Kick off National Yoga Month with 7 tips for starting and maintaining an at home yoga practice.Read more
It's time to travel!
The travel bug is just around the corner as summer makes it's turn to greet us. That means you may find your seat planted in tight spaces with long flights or car rides on the front and tail end of your adventures. This month, I am bringing some moves you can do from your chair; to stretch out, calm, move about from your seat.
Let's start with some simple neck stretches.
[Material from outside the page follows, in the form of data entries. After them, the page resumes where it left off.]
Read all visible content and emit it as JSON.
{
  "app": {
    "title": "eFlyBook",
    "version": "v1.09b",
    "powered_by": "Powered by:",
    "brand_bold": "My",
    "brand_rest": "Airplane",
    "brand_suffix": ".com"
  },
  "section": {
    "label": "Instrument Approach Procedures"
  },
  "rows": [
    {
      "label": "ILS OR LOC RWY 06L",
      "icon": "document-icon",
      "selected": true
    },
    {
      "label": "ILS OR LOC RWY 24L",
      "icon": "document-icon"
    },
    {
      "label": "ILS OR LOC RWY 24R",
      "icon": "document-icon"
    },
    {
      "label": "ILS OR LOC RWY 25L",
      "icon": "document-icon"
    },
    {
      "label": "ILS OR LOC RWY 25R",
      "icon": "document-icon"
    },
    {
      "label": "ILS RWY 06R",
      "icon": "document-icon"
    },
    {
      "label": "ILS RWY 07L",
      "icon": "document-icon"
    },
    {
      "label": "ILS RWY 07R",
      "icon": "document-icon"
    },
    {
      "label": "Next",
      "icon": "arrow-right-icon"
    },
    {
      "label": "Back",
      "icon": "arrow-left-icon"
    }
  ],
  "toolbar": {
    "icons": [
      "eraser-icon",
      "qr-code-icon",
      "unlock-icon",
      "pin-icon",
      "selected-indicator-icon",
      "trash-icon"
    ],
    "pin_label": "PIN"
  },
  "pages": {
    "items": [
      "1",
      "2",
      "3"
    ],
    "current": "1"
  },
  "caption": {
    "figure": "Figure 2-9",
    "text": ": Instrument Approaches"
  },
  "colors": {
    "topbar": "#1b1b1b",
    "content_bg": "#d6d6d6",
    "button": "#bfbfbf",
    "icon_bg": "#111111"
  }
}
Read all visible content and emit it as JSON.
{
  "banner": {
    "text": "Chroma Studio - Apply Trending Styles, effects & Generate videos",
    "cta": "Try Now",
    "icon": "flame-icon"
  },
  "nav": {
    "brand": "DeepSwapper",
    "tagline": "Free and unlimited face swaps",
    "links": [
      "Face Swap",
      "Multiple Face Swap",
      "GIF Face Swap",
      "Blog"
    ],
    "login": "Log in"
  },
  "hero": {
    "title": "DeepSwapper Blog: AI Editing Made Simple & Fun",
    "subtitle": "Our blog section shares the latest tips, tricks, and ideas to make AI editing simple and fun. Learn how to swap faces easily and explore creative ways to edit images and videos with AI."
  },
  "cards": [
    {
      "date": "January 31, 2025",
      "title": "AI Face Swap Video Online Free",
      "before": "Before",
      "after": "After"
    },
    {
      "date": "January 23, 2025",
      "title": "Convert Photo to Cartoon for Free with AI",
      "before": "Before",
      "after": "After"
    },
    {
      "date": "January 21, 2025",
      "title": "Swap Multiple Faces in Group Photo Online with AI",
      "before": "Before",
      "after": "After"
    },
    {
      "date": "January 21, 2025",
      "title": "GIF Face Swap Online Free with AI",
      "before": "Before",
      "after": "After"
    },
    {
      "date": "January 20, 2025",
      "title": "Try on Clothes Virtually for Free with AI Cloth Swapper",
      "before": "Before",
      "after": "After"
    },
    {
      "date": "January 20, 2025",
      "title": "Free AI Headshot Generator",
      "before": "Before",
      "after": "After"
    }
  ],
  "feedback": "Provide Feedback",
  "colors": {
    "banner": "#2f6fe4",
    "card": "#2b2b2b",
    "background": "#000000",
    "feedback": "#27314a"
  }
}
Sit on the floor with your back against the seat of a chair. You can cross your legs or have them long out in front of you. Palms down and relaxed. Begin to tilt your head back slowly, rocking side to side. If your head can touch down comfortably on the seat on the chair, allow it to rest. If you need an extra lift or support on the back of your neck, use a pillow or roll up an outer layer so that you can breathe and relax with your heart lifted. Breathe here for a few minutes and slowly come up, taking long blinks, to reconnect. This is great for many of us that tend to have our heads down in our phones or a book, a gentle counterbalance to rounding the neck and back.
If you're feeling anxious or have been rushing through the storm of other buzzing travelers throughout the airport and such, this is next one is for you. Have a seat in a chair, take your legs wide, and begin to bow forward. Come to a place in the fold that you can relax, feel at ease. You can place a pillow or your backpack between your upper body and legs for support. Let your head hang here. You can grab opposite elbow creases or interlace your fingers at the base of your head. Allow the head to get heavy, neck is loose. Take several breaths here, or fold for 1-2 minutes. Slowly, come up to sit. Forward bending calms the nervous system, allowing you to go inside yourself with your breath and release.
Working your way down the body, take your palms shoulder-width distance to the top of your chair and begin to walk your feet back. You may place your feet beneath your hips in this half lift, L-shape. Or, if you're like me, with tight hamstrings, walk your feet a foot forward and bend your knees. Press your palms down. Neck is neutral, melting your chest. Draw your ribs in as you send your tailbone back. Stay here for a few breaths. This is great for lengthening your back-body, opening the shoulders, chest, and hamstrings.
This next series is a 3-part one. These are mild movements you can do consisting a little core work, arm strengthening, and front body opening. Sit in your chair, take your palms down on each side of you. Press down, lift your bum off your seat. Start with your knees bent, feet hip-width distance. With your breath, press down, straightening your arms to lift up. Draw your belly in and move with your breath. Inhale to lower, exhale to lift. Take 10-20 reps, rest for 5 breaths, and continue for sets of three. This is great to get some blood pumping into your system. A little heart-rate action, especially if you've been sitting for long periods of time.
The next posture is a variation of reverse plank. You'll start seated, like above, and begin to walk your feet forward, stretching your hip flexors, and front body. This posture involves light core work while stretching—it’s great if you've been sitting for long periods as the hips flexors can feel tight. This feels great, stay here for 5-10 breaths and lower back down.
And finally, a hip opener. Get right in to the outer hip and flute, a variation of half-pigeon in a yoga class. This one can be done in your seat. Sit up nice and tall. To start, take your right ankle on top of your left thigh and flex your right foot. You have the option to take one palm to the right foot and one on your knee. You can begin to bow forward, melting your and belly chest forward, like you would in half pigeon. Stay here for 3-5 minutes, allowing your body to relax, and your spirit to breathe.
These are a few great ways to incorporate some calm, stretch, and a little body movement while traveling. These poses can be done in small places, using a chair, and nearly everywhere. Sometimes we have to use what we have on the fly. Heck, you may find someone asking what you're up to and they may join in. Keep your calm and stretch on.